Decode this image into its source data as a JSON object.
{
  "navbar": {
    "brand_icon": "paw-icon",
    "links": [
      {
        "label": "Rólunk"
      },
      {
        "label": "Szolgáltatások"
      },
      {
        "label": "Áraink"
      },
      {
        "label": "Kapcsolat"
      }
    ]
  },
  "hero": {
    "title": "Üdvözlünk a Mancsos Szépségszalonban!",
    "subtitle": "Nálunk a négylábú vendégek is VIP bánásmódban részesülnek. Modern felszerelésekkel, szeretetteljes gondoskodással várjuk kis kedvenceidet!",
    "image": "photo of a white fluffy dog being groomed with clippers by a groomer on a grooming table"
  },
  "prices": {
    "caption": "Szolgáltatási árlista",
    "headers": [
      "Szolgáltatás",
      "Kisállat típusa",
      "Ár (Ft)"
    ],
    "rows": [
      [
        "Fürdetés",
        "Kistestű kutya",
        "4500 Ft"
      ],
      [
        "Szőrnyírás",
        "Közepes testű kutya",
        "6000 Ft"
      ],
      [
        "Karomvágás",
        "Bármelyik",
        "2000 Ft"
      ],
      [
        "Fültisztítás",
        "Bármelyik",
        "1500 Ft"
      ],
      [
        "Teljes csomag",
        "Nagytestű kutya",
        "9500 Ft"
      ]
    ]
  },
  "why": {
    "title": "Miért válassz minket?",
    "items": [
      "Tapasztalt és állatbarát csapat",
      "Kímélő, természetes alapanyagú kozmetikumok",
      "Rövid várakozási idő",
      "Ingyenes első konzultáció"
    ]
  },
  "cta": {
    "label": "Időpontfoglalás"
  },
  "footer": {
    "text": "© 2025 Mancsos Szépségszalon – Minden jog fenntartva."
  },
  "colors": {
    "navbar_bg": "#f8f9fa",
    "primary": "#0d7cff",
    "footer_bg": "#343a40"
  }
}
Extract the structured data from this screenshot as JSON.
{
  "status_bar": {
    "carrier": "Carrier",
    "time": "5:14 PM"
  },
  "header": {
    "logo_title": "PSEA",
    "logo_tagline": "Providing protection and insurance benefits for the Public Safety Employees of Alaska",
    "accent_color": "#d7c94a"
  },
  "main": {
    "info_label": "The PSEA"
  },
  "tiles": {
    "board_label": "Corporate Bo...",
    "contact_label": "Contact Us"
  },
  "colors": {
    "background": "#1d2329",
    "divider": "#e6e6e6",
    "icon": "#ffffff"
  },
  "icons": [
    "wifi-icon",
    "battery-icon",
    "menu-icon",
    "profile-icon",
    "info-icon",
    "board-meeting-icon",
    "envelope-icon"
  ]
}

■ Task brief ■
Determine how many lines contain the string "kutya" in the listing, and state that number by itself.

■ Result ■
3